• _EXERCISE DIRECTIONS_: The line containing "Parse this screenshot: output" marks where to begin. Write out that line and every line after it exactly, through the last line below.

** Opening INFORMATION PROVIDED block **

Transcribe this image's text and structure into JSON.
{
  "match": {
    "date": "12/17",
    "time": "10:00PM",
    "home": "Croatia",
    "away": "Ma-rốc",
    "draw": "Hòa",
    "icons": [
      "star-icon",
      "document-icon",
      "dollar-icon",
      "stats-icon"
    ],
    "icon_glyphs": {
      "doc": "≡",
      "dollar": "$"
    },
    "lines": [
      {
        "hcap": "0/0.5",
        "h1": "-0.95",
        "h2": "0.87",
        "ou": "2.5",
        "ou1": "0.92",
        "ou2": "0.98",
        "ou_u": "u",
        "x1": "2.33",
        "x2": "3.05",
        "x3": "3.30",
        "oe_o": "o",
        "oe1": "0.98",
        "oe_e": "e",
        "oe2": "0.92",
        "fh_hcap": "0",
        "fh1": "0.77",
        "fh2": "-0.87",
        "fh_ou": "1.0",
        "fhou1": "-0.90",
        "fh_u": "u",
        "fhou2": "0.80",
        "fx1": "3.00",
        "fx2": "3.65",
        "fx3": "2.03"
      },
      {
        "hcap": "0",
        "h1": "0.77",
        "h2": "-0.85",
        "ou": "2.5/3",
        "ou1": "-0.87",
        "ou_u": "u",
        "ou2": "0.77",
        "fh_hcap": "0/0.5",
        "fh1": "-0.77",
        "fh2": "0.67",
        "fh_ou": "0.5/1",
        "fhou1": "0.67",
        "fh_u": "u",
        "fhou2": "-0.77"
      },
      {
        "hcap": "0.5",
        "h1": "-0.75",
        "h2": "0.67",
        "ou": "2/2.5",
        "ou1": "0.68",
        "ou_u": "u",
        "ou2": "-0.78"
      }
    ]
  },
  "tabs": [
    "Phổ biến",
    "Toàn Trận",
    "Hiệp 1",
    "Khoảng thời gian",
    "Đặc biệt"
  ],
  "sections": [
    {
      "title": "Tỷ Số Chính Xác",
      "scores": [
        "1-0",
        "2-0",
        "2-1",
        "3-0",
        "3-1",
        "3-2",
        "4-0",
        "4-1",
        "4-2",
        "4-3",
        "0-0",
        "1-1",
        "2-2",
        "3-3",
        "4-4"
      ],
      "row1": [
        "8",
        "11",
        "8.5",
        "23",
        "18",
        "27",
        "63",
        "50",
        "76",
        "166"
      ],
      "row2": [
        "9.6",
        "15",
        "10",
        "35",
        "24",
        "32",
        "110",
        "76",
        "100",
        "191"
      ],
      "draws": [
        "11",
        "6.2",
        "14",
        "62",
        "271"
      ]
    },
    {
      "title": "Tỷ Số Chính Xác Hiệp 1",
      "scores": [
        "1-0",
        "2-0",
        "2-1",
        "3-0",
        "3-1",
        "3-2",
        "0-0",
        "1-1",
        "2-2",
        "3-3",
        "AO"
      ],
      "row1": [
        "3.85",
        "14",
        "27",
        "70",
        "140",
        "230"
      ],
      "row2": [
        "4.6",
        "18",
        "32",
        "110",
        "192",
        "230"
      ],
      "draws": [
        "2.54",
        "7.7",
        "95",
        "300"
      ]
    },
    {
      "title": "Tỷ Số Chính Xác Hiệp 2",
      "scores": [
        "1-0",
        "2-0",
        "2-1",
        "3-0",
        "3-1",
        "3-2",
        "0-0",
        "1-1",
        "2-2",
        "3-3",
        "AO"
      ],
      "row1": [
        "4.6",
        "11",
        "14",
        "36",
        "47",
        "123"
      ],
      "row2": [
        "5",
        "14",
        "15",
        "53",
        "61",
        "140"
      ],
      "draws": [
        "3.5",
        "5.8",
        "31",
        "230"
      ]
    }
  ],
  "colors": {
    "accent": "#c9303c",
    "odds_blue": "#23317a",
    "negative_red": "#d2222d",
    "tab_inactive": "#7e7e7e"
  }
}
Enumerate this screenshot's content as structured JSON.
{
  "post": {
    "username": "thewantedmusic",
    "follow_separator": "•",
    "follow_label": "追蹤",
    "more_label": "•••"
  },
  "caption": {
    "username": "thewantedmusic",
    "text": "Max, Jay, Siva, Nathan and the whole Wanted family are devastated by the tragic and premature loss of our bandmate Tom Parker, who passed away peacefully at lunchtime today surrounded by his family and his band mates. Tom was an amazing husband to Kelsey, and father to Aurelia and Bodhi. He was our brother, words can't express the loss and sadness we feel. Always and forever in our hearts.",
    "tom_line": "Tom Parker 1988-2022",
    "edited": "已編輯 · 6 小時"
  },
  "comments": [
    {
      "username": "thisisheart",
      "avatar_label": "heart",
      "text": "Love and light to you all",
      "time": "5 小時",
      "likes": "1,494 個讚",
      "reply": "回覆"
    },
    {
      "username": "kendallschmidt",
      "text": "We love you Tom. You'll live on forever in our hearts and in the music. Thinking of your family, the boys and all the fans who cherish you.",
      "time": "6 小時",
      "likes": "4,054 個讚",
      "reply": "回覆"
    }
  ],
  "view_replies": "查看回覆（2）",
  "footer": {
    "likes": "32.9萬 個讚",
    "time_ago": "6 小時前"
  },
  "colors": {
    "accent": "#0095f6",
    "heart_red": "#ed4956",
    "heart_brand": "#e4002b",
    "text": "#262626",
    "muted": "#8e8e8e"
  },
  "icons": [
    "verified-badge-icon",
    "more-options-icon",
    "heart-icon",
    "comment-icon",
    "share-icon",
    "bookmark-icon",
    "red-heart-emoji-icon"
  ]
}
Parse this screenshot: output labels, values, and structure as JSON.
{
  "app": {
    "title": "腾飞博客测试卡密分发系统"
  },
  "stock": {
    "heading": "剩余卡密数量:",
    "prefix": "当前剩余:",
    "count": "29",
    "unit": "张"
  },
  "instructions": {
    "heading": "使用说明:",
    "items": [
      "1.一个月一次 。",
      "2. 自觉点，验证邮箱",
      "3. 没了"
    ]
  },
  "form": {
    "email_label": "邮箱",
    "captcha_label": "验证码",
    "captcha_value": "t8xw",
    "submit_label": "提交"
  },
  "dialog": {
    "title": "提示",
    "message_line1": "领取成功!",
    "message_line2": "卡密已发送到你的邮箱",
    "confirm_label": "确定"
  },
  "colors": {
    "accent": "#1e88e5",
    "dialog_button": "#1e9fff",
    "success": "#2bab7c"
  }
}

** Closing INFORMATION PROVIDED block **

• _RESPONSE BOX_:
Parse this screenshot: output labels, values, and structure as JSON.
{
  "app": {
    "title": "腾飞博客测试卡密分发系统"
  },
  "stock": {
    "heading": "剩余卡密数量:",
    "prefix": "当前剩余:",
    "count": "29",
    "unit": "张"
  },
  "instructions": {
    "heading": "使用说明:",
    "items": [
      "1.一个月一次 。",
      "2. 自觉点，验证邮箱",
      "3. 没了"
    ]
  },
  "form": {
    "email_label": "邮箱",
    "captcha_label": "验证码",
    "captcha_value": "t8xw",
    "submit_label": "提交"
  },
  "dialog": {
    "title": "提示",
    "message_line1": "领取成功!",
    "message_line2": "卡密已发送到你的邮箱",
    "confirm_label": "确定"
  },
  "colors": {
    "accent": "#1e88e5",
    "dialog_button": "#1e9fff",
    "success": "#2bab7c"
  }
}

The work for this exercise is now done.